Entries shown below:
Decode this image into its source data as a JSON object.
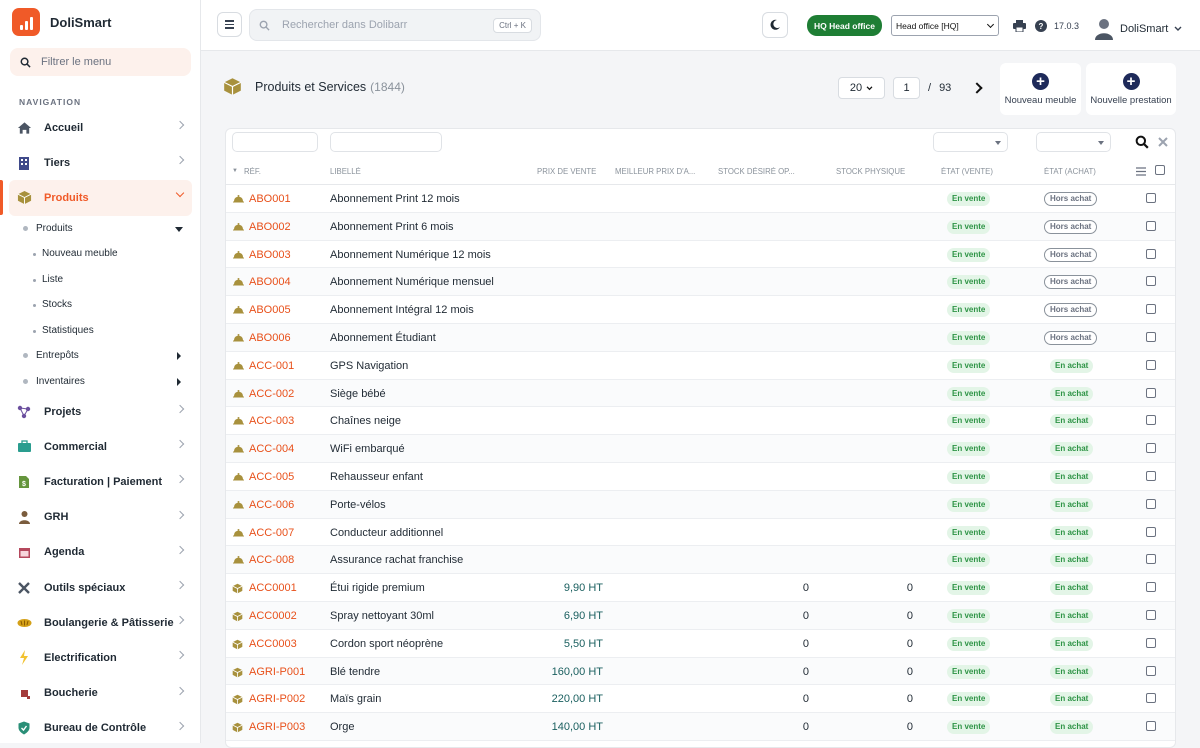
{
  "app": {
    "name": "DoliSmart"
  },
  "sidebar": {
    "filter_placeholder": "Filtrer le menu",
    "section_title": "NAVIGATION",
    "items": [
      {
        "label": "Accueil",
        "icon": "home-icon"
      },
      {
        "label": "Tiers",
        "icon": "building-icon"
      },
      {
        "label": "Produits",
        "icon": "box-icon",
        "active": true
      },
      {
        "label": "Projets",
        "icon": "project-icon"
      },
      {
        "label": "Commercial",
        "icon": "briefcase-icon"
      },
      {
        "label": "Facturation | Paiement",
        "icon": "invoice-icon"
      },
      {
        "label": "GRH",
        "icon": "user-icon"
      },
      {
        "label": "Agenda",
        "icon": "calendar-icon"
      },
      {
        "label": "Outils spéciaux",
        "icon": "tools-icon"
      },
      {
        "label": "Boulangerie & Pâtisserie",
        "icon": "bread-icon"
      },
      {
        "label": "Electrification",
        "icon": "lightning-icon"
      },
      {
        "label": "Boucherie",
        "icon": "meat-icon"
      },
      {
        "label": "Bureau de Contrôle",
        "icon": "shield-icon"
      }
    ],
    "submenu": {
      "produits": "Produits",
      "nouveau": "Nouveau meuble",
      "liste": "Liste",
      "stocks": "Stocks",
      "stats": "Statistiques",
      "entrepots": "Entrepôts",
      "inventaires": "Inventaires"
    }
  },
  "topbar": {
    "search_placeholder": "Rechercher dans Dolibarr",
    "shortcut": "Ctrl + K",
    "entity_badge": "HQ Head office",
    "entity_select": "Head office [HQ]",
    "version": "17.0.3",
    "user": "DoliSmart"
  },
  "page": {
    "title": "Produits et Services",
    "count": "(1844)",
    "per_page": "20",
    "current_page": "1",
    "separator": "/",
    "total_pages": "93",
    "btn_new_meuble": "Nouveau meuble",
    "btn_new_prestation": "Nouvelle prestation"
  },
  "table": {
    "headers": {
      "ref": "Réf.",
      "libelle": "Libellé",
      "prix": "Prix de vente",
      "meilleur": "Meilleur prix d'a...",
      "stock_desire": "Stock désiré op...",
      "stock_physique": "Stock physique",
      "etat_vente": "État (Vente)",
      "etat_achat": "État (Achat)"
    },
    "rows": [
      {
        "type": "service",
        "ref": "ABO001",
        "label": "Abonnement Print 12 mois",
        "price": "",
        "sd": "",
        "sp": "",
        "vente": "En vente",
        "achat": "Hors achat"
      },
      {
        "type": "service",
        "ref": "ABO002",
        "label": "Abonnement Print 6 mois",
        "price": "",
        "sd": "",
        "sp": "",
        "vente": "En vente",
        "achat": "Hors achat"
      },
      {
        "type": "service",
        "ref": "ABO003",
        "label": "Abonnement Numérique 12 mois",
        "price": "",
        "sd": "",
        "sp": "",
        "vente": "En vente",
        "achat": "Hors achat"
      },
      {
        "type": "service",
        "ref": "ABO004",
        "label": "Abonnement Numérique mensuel",
        "price": "",
        "sd": "",
        "sp": "",
        "vente": "En vente",
        "achat": "Hors achat"
      },
      {
        "type": "service",
        "ref": "ABO005",
        "label": "Abonnement Intégral 12 mois",
        "price": "",
        "sd": "",
        "sp": "",
        "vente": "En vente",
        "achat": "Hors achat"
      },
      {
        "type": "service",
        "ref": "ABO006",
        "label": "Abonnement Étudiant",
        "price": "",
        "sd": "",
        "sp": "",
        "vente": "En vente",
        "achat": "Hors achat"
      },
      {
        "type": "service",
        "ref": "ACC-001",
        "label": "GPS Navigation",
        "price": "",
        "sd": "",
        "sp": "",
        "vente": "En vente",
        "achat": "En achat"
      },
      {
        "type": "service",
        "ref": "ACC-002",
        "label": "Siège bébé",
        "price": "",
        "sd": "",
        "sp": "",
        "vente": "En vente",
        "achat": "En achat"
      },
      {
        "type": "service",
        "ref": "ACC-003",
        "label": "Chaînes neige",
        "price": "",
        "sd": "",
        "sp": "",
        "vente": "En vente",
        "achat": "En achat"
      },
      {
        "type": "service",
        "ref": "ACC-004",
        "label": "WiFi embarqué",
        "price": "",
        "sd": "",
        "sp": "",
        "vente": "En vente",
        "achat": "En achat"
      },
      {
        "type": "service",
        "ref": "ACC-005",
        "label": "Rehausseur enfant",
        "price": "",
        "sd": "",
        "sp": "",
        "vente": "En vente",
        "achat": "En achat"
      },
      {
        "type": "service",
        "ref": "ACC-006",
        "label": "Porte-vélos",
        "price": "",
        "sd": "",
        "sp": "",
        "vente": "En vente",
        "achat": "En achat"
      },
      {
        "type": "service",
        "ref": "ACC-007",
        "label": "Conducteur additionnel",
        "price": "",
        "sd": "",
        "sp": "",
        "vente": "En vente",
        "achat": "En achat"
      },
      {
        "type": "service",
        "ref": "ACC-008",
        "label": "Assurance rachat franchise",
        "price": "",
        "sd": "",
        "sp": "",
        "vente": "En vente",
        "achat": "En achat"
      },
      {
        "type": "product",
        "ref": "ACC0001",
        "label": "Étui rigide premium",
        "price": "9,90 HT",
        "sd": "0",
        "sp": "0",
        "vente": "En vente",
        "achat": "En achat"
      },
      {
        "type": "product",
        "ref": "ACC0002",
        "label": "Spray nettoyant 30ml",
        "price": "6,90 HT",
        "sd": "0",
        "sp": "0",
        "vente": "En vente",
        "achat": "En achat"
      },
      {
        "type": "product",
        "ref": "ACC0003",
        "label": "Cordon sport néoprène",
        "price": "5,50 HT",
        "sd": "0",
        "sp": "0",
        "vente": "En vente",
        "achat": "En achat"
      },
      {
        "type": "product",
        "ref": "AGRI-P001",
        "label": "Blé tendre",
        "price": "160,00 HT",
        "sd": "0",
        "sp": "0",
        "vente": "En vente",
        "achat": "En achat"
      },
      {
        "type": "product",
        "ref": "AGRI-P002",
        "label": "Maïs grain",
        "price": "220,00 HT",
        "sd": "0",
        "sp": "0",
        "vente": "En vente",
        "achat": "En achat"
      },
      {
        "type": "product",
        "ref": "AGRI-P003",
        "label": "Orge",
        "price": "140,00 HT",
        "sd": "0",
        "sp": "0",
        "vente": "En vente",
        "achat": "En achat"
      }
    ]
  },
  "colors": {
    "accent": "#f05a28",
    "link": "#e8501a",
    "success": "#2e9446",
    "navy": "#1e2a5a"
  }
}
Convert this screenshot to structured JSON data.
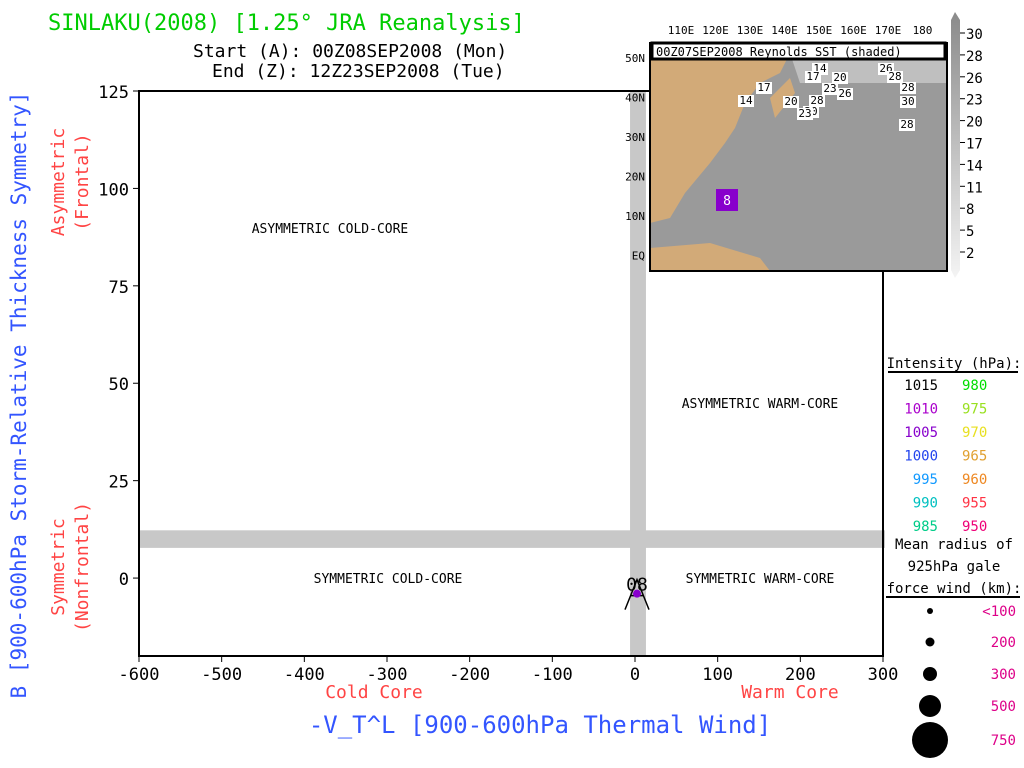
{
  "header": {
    "title": "SINLAKU(2008) [1.25° JRA Reanalysis]",
    "start": "Start (A): 00Z08SEP2008 (Mon)",
    "end": "End (Z): 12Z23SEP2008 (Tue)"
  },
  "colors": {
    "title": "#00cc00",
    "axis_label": "#3355ff",
    "core_label": "#ff4444",
    "track": "#8800cc",
    "band": "#c8c8c8"
  },
  "chart_data": {
    "type": "scatter",
    "xlabel": "-V_T^L [900-600hPa Thermal Wind]",
    "ylabel": "B [900-600hPa Storm-Relative Thickness Symmetry]",
    "xlim": [
      -600,
      300
    ],
    "ylim": [
      -20,
      125
    ],
    "xticks": [
      "-600",
      "-500",
      "-400",
      "-300",
      "-200",
      "-100",
      "0",
      "100",
      "200",
      "300"
    ],
    "xtick_values": [
      -600,
      -500,
      -400,
      -300,
      -200,
      -100,
      0,
      100,
      200,
      300
    ],
    "yticks": [
      "0",
      "25",
      "50",
      "75",
      "100",
      "125"
    ],
    "ytick_values": [
      0,
      25,
      50,
      75,
      100,
      125
    ],
    "x_side_labels": {
      "left": "Cold Core",
      "right": "Warm Core"
    },
    "y_side_labels": {
      "top": "Asymmetric\n(Frontal)",
      "top_1": "Asymmetric",
      "top_2": "(Frontal)",
      "bottom_1": "Symmetric",
      "bottom_2": "(Nonfrontal)"
    },
    "quadrants": {
      "ul": "ASYMMETRIC COLD-CORE",
      "ur": "ASYMMETRIC WARM-CORE",
      "ll": "SYMMETRIC COLD-CORE",
      "lr": "SYMMETRIC WARM-CORE"
    },
    "points": [
      {
        "x": 0,
        "y": -4,
        "label": "08",
        "marker": "A",
        "pressure": 1005
      }
    ]
  },
  "legend": {
    "intensity_title": "Intensity (hPa):",
    "intensity": [
      {
        "left": "1015",
        "lc": "#000000",
        "right": "980",
        "rc": "#00dd00"
      },
      {
        "left": "1010",
        "lc": "#aa00cc",
        "right": "975",
        "rc": "#99e020"
      },
      {
        "left": "1005",
        "lc": "#8800cc",
        "right": "970",
        "rc": "#e8e020"
      },
      {
        "left": "1000",
        "lc": "#2244ee",
        "right": "965",
        "rc": "#e0a030"
      },
      {
        "left": "995",
        "lc": "#1199ff",
        "right": "960",
        "rc": "#ee8822"
      },
      {
        "left": "990",
        "lc": "#00c0c0",
        "right": "955",
        "rc": "#ff3344"
      },
      {
        "left": "985",
        "lc": "#00cc88",
        "right": "950",
        "rc": "#ee0077"
      }
    ],
    "radius_title_1": "Mean radius of",
    "radius_title_2": "925hPa gale",
    "radius_title_3": "force wind (km):",
    "radius": [
      "<100",
      "200",
      "300",
      "500",
      "750"
    ],
    "radius_color": "#dd0088"
  },
  "inset": {
    "title": "00Z07SEP2008 Reynolds SST (shaded)",
    "lon_labels": [
      "110E",
      "120E",
      "130E",
      "140E",
      "150E",
      "160E",
      "170E",
      "180"
    ],
    "lat_labels": [
      "50N",
      "40N",
      "30N",
      "20N",
      "10N",
      "EQ"
    ],
    "colorbar": [
      "30",
      "28",
      "26",
      "23",
      "20",
      "17",
      "14",
      "11",
      "8",
      "5",
      "2"
    ],
    "contour_labels": [
      "14",
      "17",
      "20",
      "23",
      "26",
      "28",
      "30",
      "14",
      "17",
      "20",
      "23",
      "26",
      "28",
      "28",
      "30",
      "28"
    ],
    "storm_marker": "8"
  }
}
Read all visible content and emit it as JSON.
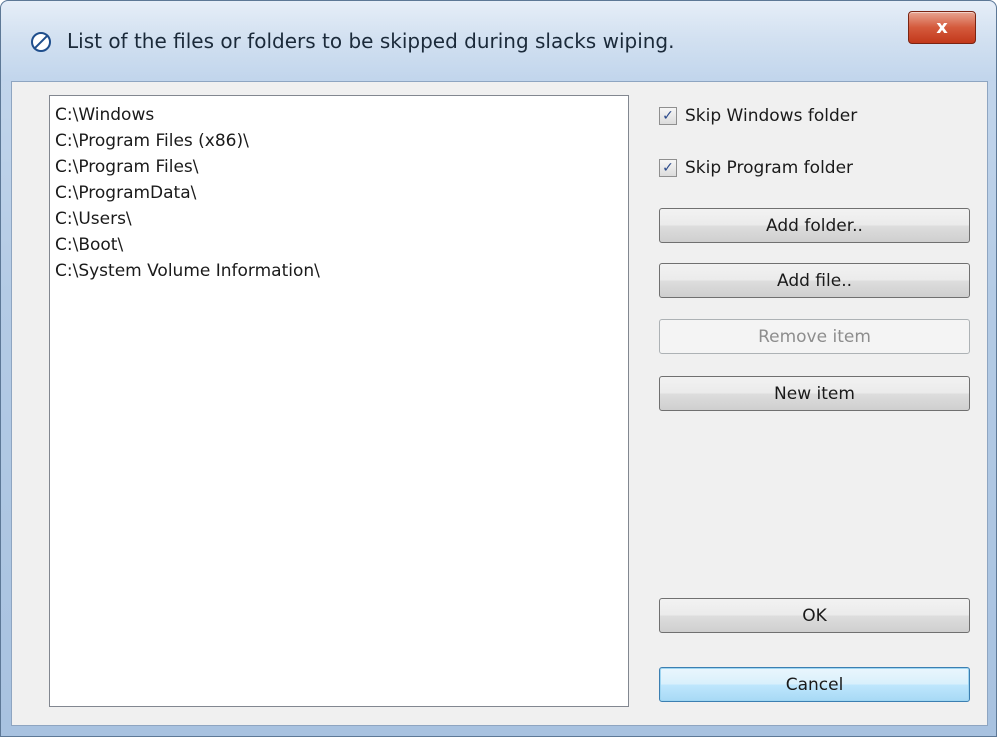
{
  "window": {
    "title": "List of the files or folders to be skipped during slacks wiping.",
    "close_label": "x",
    "icon": "no-entry-icon"
  },
  "skip_list": {
    "items": [
      "C:\\Windows",
      "C:\\Program Files (x86)\\",
      "C:\\Program Files\\",
      "C:\\ProgramData\\",
      "C:\\Users\\",
      "C:\\Boot\\",
      "C:\\System Volume Information\\"
    ]
  },
  "options": {
    "skip_windows": {
      "label": "Skip Windows folder",
      "checked": true
    },
    "skip_program": {
      "label": "Skip Program folder",
      "checked": true
    }
  },
  "buttons": {
    "add_folder": "Add folder..",
    "add_file": "Add file..",
    "remove_item": "Remove item",
    "new_item": "New item",
    "ok": "OK",
    "cancel": "Cancel"
  },
  "colors": {
    "accent": "#3c7fb1",
    "close": "#c2381b"
  }
}
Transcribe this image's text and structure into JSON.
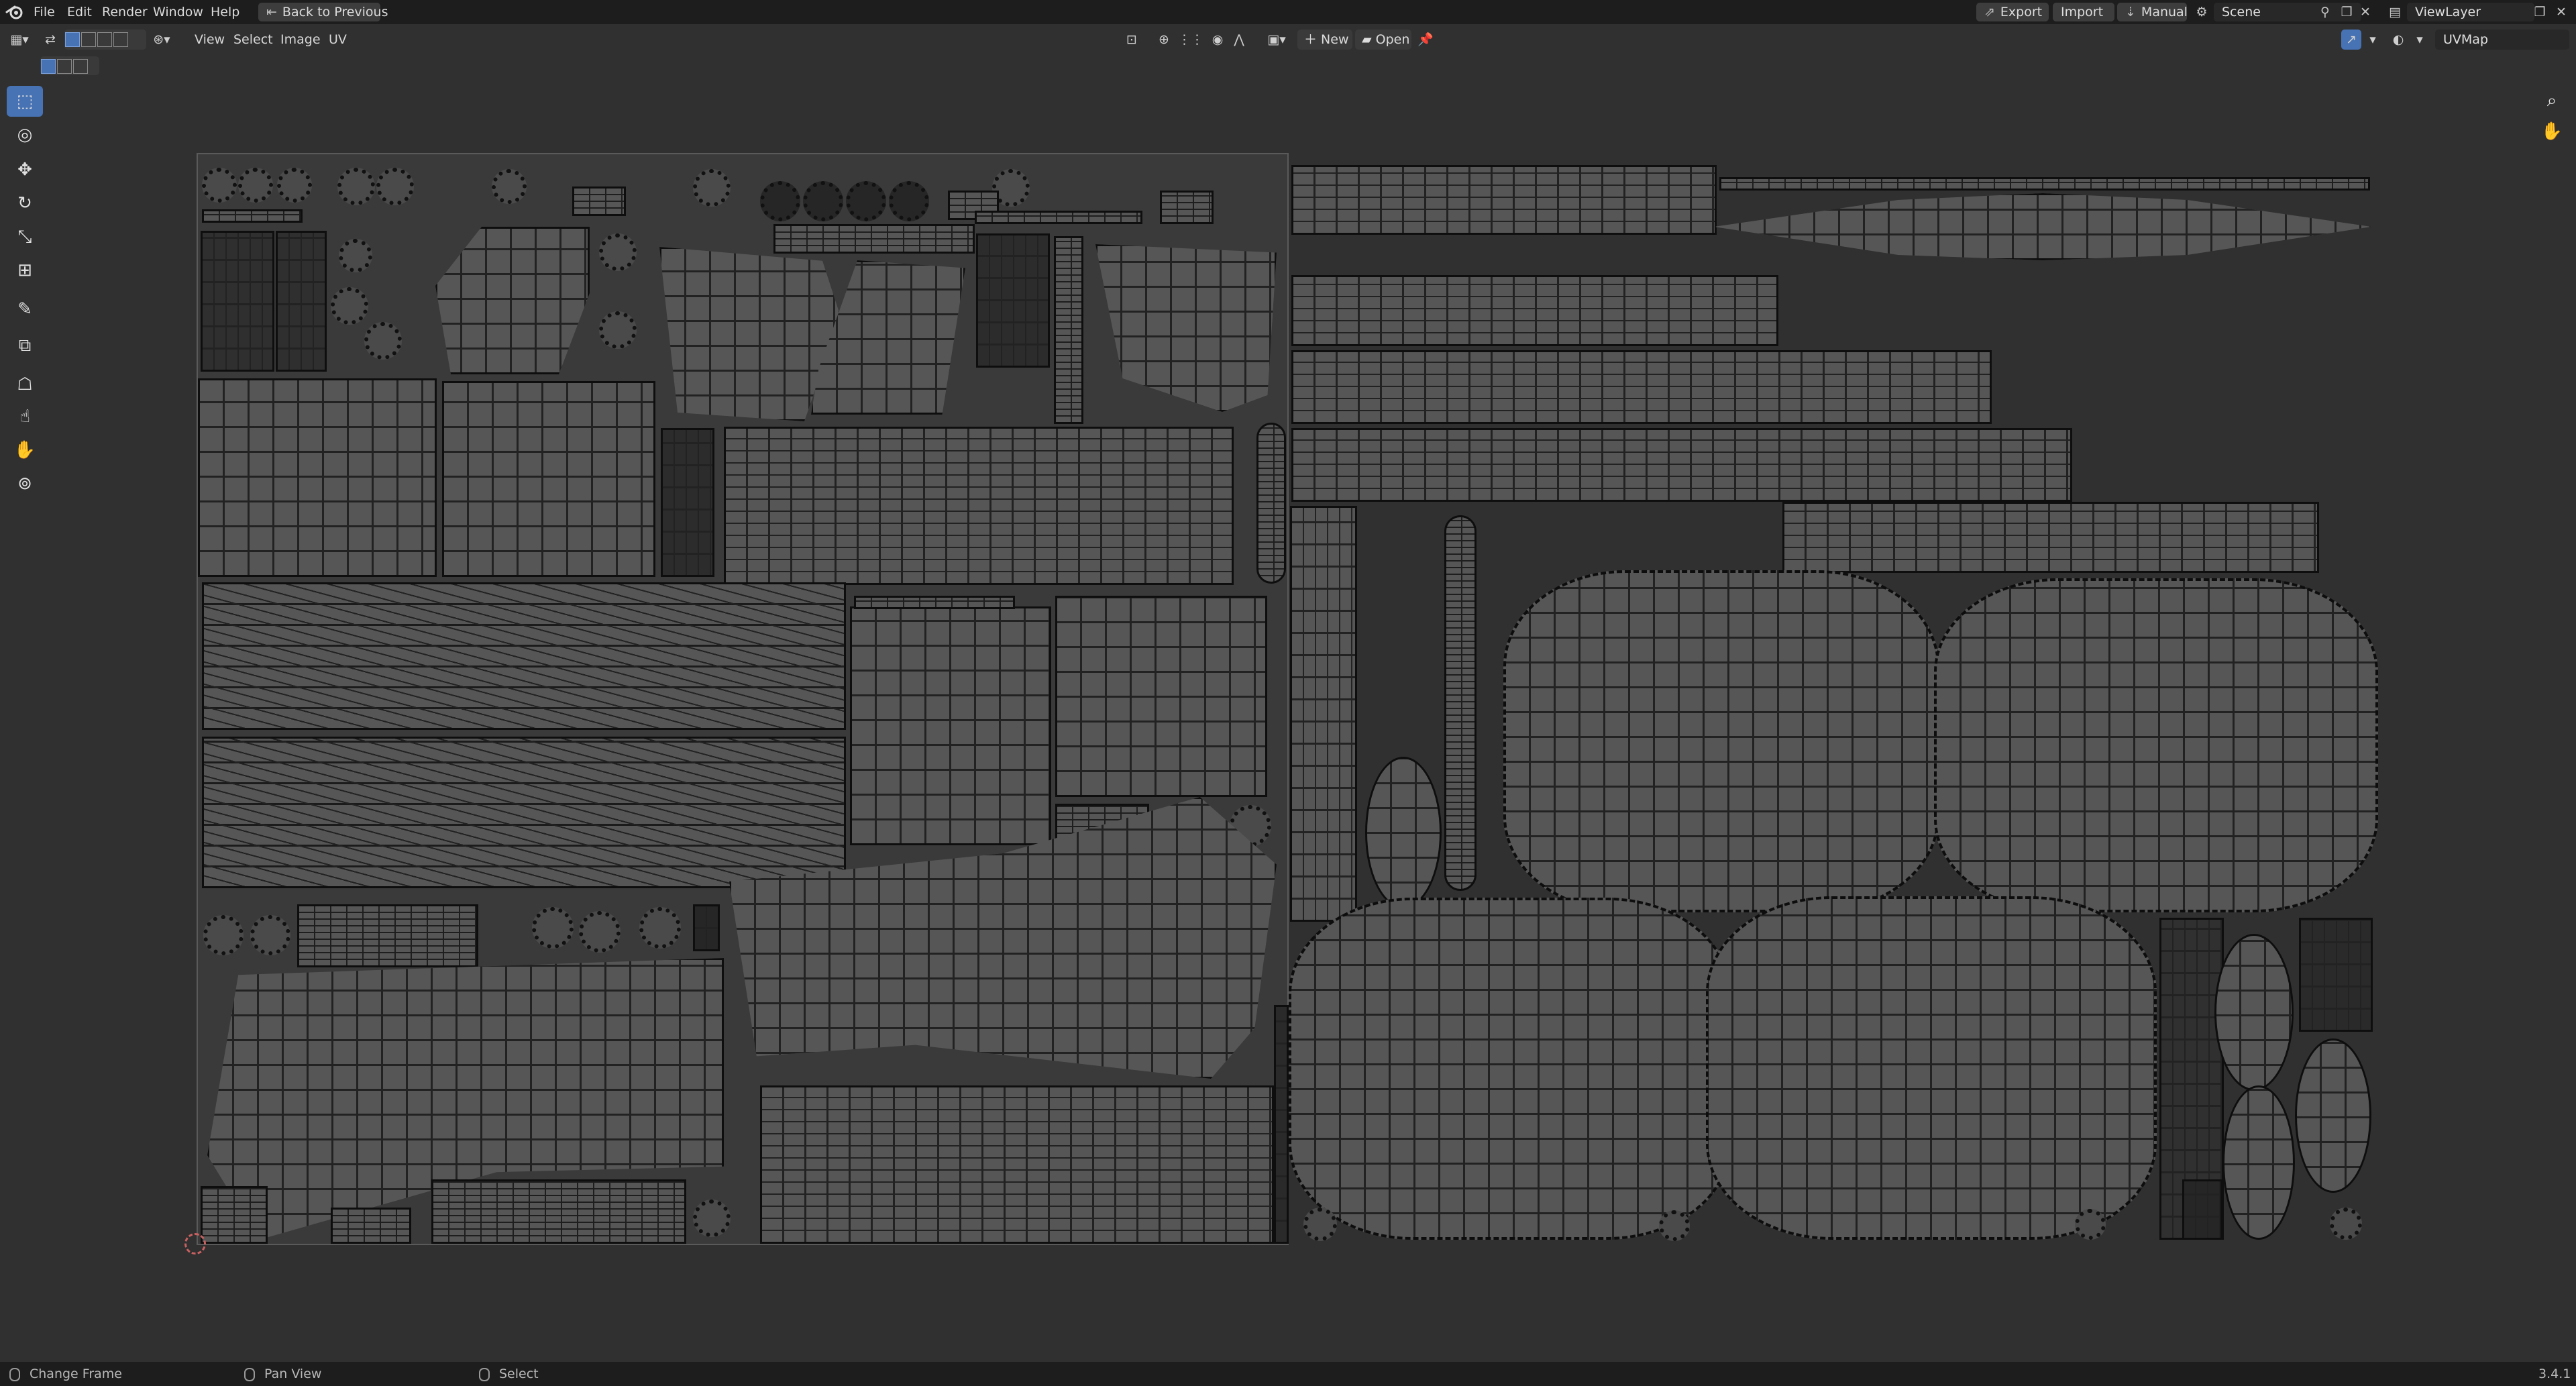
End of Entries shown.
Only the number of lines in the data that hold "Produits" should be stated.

3